• **PROVIDED ENTRIES**
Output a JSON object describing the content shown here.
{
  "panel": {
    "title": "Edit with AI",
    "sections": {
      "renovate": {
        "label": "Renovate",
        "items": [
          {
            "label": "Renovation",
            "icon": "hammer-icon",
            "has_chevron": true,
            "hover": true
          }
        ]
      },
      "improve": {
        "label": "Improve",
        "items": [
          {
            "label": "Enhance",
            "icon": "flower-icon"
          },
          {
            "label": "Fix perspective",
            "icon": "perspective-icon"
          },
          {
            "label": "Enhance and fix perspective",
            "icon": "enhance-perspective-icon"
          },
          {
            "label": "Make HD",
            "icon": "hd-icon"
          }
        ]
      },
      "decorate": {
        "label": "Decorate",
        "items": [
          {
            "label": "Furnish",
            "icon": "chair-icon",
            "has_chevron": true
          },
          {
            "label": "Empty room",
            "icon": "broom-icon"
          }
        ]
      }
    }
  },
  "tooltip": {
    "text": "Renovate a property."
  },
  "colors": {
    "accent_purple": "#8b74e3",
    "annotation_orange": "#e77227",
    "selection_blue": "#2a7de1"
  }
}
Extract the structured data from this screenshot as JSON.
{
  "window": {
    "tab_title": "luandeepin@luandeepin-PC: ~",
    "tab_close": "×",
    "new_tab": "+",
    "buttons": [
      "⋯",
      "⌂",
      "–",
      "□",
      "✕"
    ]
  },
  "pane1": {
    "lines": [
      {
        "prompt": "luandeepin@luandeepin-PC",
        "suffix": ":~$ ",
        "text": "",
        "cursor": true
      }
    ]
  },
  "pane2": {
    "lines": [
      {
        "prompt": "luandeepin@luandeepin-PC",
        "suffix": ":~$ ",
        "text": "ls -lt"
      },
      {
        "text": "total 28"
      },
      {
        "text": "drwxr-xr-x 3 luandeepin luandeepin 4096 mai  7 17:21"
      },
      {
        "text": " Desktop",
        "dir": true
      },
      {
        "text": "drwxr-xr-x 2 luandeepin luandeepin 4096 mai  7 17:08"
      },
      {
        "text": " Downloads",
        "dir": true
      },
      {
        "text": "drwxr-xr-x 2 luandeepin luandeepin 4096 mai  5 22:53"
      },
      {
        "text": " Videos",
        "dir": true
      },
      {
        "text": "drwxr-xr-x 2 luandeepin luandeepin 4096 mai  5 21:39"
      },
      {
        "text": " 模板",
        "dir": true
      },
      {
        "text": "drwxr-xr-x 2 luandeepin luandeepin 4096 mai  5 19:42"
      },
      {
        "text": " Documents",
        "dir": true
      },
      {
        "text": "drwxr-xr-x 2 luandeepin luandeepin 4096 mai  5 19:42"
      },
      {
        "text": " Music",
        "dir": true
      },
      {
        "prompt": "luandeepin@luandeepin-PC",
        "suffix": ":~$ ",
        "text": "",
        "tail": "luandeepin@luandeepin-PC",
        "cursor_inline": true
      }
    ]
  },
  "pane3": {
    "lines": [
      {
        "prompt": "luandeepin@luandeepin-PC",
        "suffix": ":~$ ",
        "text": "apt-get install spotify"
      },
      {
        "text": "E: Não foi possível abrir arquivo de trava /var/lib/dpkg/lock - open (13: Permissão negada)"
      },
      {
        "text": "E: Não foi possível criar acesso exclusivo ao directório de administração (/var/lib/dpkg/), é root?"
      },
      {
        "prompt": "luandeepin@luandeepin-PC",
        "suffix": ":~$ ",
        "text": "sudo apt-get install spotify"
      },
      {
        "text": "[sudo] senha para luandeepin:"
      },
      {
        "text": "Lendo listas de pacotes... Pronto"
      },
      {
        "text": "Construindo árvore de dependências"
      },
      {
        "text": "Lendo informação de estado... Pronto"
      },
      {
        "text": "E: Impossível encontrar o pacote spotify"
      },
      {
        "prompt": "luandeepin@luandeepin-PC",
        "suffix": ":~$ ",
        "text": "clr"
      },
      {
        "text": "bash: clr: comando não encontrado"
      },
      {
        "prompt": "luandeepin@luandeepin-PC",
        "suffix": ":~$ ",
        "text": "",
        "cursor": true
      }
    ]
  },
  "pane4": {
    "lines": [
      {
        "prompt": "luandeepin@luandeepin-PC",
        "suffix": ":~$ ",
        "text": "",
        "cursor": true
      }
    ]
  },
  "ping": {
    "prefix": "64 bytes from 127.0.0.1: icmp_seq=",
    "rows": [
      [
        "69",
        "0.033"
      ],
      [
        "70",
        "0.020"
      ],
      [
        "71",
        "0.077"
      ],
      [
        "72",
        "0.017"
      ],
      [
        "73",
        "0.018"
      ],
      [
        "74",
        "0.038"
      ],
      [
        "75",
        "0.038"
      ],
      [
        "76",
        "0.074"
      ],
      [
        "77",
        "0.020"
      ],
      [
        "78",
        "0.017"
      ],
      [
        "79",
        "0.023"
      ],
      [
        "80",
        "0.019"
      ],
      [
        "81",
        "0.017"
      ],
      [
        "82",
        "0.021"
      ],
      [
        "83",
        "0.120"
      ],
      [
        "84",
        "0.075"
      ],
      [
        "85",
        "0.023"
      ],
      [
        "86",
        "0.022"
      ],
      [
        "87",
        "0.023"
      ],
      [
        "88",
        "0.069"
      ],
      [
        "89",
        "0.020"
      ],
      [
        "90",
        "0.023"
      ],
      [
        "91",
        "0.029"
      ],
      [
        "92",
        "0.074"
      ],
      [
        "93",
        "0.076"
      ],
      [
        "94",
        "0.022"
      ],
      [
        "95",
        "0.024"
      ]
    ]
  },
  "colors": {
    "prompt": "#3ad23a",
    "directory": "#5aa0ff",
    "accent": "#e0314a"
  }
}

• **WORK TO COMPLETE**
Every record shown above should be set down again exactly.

• **ANSWER AREA**
Output a JSON object describing the content shown here.
{
  "panel": {
    "title": "Edit with AI",
    "sections": {
      "renovate": {
        "label": "Renovate",
        "items": [
          {
            "label": "Renovation",
            "icon": "hammer-icon",
            "has_chevron": true,
            "hover": true
          }
        ]
      },
      "improve": {
        "label": "Improve",
        "items": [
          {
            "label": "Enhance",
            "icon": "flower-icon"
          },
          {
            "label": "Fix perspective",
            "icon": "perspective-icon"
          },
          {
            "label": "Enhance and fix perspective",
            "icon": "enhance-perspective-icon"
          },
          {
            "label": "Make HD",
            "icon": "hd-icon"
          }
        ]
      },
      "decorate": {
        "label": "Decorate",
        "items": [
          {
            "label": "Furnish",
            "icon": "chair-icon",
            "has_chevron": true
          },
          {
            "label": "Empty room",
            "icon": "broom-icon"
          }
        ]
      }
    }
  },
  "tooltip": {
    "text": "Renovate a property."
  },
  "colors": {
    "accent_purple": "#8b74e3",
    "annotation_orange": "#e77227",
    "selection_blue": "#2a7de1"
  }
}
Extract the structured data from this screenshot as JSON.
{
  "window": {
    "tab_title": "luandeepin@luandeepin-PC: ~",
    "tab_close": "×",
    "new_tab": "+",
    "buttons": [
      "⋯",
      "⌂",
      "–",
      "□",
      "✕"
    ]
  },
  "pane1": {
    "lines": [
      {
        "prompt": "luandeepin@luandeepin-PC",
        "suffix": ":~$ ",
        "text": "",
        "cursor": true
      }
    ]
  },
  "pane2": {
    "lines": [
      {
        "prompt": "luandeepin@luandeepin-PC",
        "suffix": ":~$ ",
        "text": "ls -lt"
      },
      {
        "text": "total 28"
      },
      {
        "text": "drwxr-xr-x 3 luandeepin luandeepin 4096 mai  7 17:21"
      },
      {
        "text": " Desktop",
        "dir": true
      },
      {
        "text": "drwxr-xr-x 2 luandeepin luandeepin 4096 mai  7 17:08"
      },
      {
        "text": " Downloads",
        "dir": true
      },
      {
        "text": "drwxr-xr-x 2 luandeepin luandeepin 4096 mai  5 22:53"
      },
      {
        "text": " Videos",
        "dir": true
      },
      {
        "text": "drwxr-xr-x 2 luandeepin luandeepin 4096 mai  5 21:39"
      },
      {
        "text": " 模板",
        "dir": true
      },
      {
        "text": "drwxr-xr-x 2 luandeepin luandeepin 4096 mai  5 19:42"
      },
      {
        "text": " Documents",
        "dir": true
      },
      {
        "text": "drwxr-xr-x 2 luandeepin luandeepin 4096 mai  5 19:42"
      },
      {
        "text": " Music",
        "dir": true
      },
      {
        "prompt": "luandeepin@luandeepin-PC",
        "suffix": ":~$ ",
        "text": "",
        "tail": "luandeepin@luandeepin-PC",
        "cursor_inline": true
      }
    ]
  },
  "pane3": {
    "lines": [
      {
        "prompt": "luandeepin@luandeepin-PC",
        "suffix": ":~$ ",
        "text": "apt-get install spotify"
      },
      {
        "text": "E: Não foi possível abrir arquivo de trava /var/lib/dpkg/lock - open (13: Permissão negada)"
      },
      {
        "text": "E: Não foi possível criar acesso exclusivo ao directório de administração (/var/lib/dpkg/), é root?"
      },
      {
        "prompt": "luandeepin@luandeepin-PC",
        "suffix": ":~$ ",
        "text": "sudo apt-get install spotify"
      },
      {
        "text": "[sudo] senha para luandeepin:"
      },
      {
        "text": "Lendo listas de pacotes... Pronto"
      },
      {
        "text": "Construindo árvore de dependências"
      },
      {
        "text": "Lendo informação de estado... Pronto"
      },
      {
        "text": "E: Impossível encontrar o pacote spotify"
      },
      {
        "prompt": "luandeepin@luandeepin-PC",
        "suffix": ":~$ ",
        "text": "clr"
      },
      {
        "text": "bash: clr: comando não encontrado"
      },
      {
        "prompt": "luandeepin@luandeepin-PC",
        "suffix": ":~$ ",
        "text": "",
        "cursor": true
      }
    ]
  },
  "pane4": {
    "lines": [
      {
        "prompt": "luandeepin@luandeepin-PC",
        "suffix": ":~$ ",
        "text": "",
        "cursor": true
      }
    ]
  },
  "ping": {
    "prefix": "64 bytes from 127.0.0.1: icmp_seq=",
    "rows": [
      [
        "69",
        "0.033"
      ],
      [
        "70",
        "0.020"
      ],
      [
        "71",
        "0.077"
      ],
      [
        "72",
        "0.017"
      ],
      [
        "73",
        "0.018"
      ],
      [
        "74",
        "0.038"
      ],
      [
        "75",
        "0.038"
      ],
      [
        "76",
        "0.074"
      ],
      [
        "77",
        "0.020"
      ],
      [
        "78",
        "0.017"
      ],
      [
        "79",
        "0.023"
      ],
      [
        "80",
        "0.019"
      ],
      [
        "81",
        "0.017"
      ],
      [
        "82",
        "0.021"
      ],
      [
        "83",
        "0.120"
      ],
      [
        "84",
        "0.075"
      ],
      [
        "85",
        "0.023"
      ],
      [
        "86",
        "0.022"
      ],
      [
        "87",
        "0.023"
      ],
      [
        "88",
        "0.069"
      ],
      [
        "89",
        "0.020"
      ],
      [
        "90",
        "0.023"
      ],
      [
        "91",
        "0.029"
      ],
      [
        "92",
        "0.074"
      ],
      [
        "93",
        "0.076"
      ],
      [
        "94",
        "0.022"
      ],
      [
        "95",
        "0.024"
      ]
    ]
  },
  "colors": {
    "prompt": "#3ad23a",
    "directory": "#5aa0ff",
    "accent": "#e0314a"
  }
}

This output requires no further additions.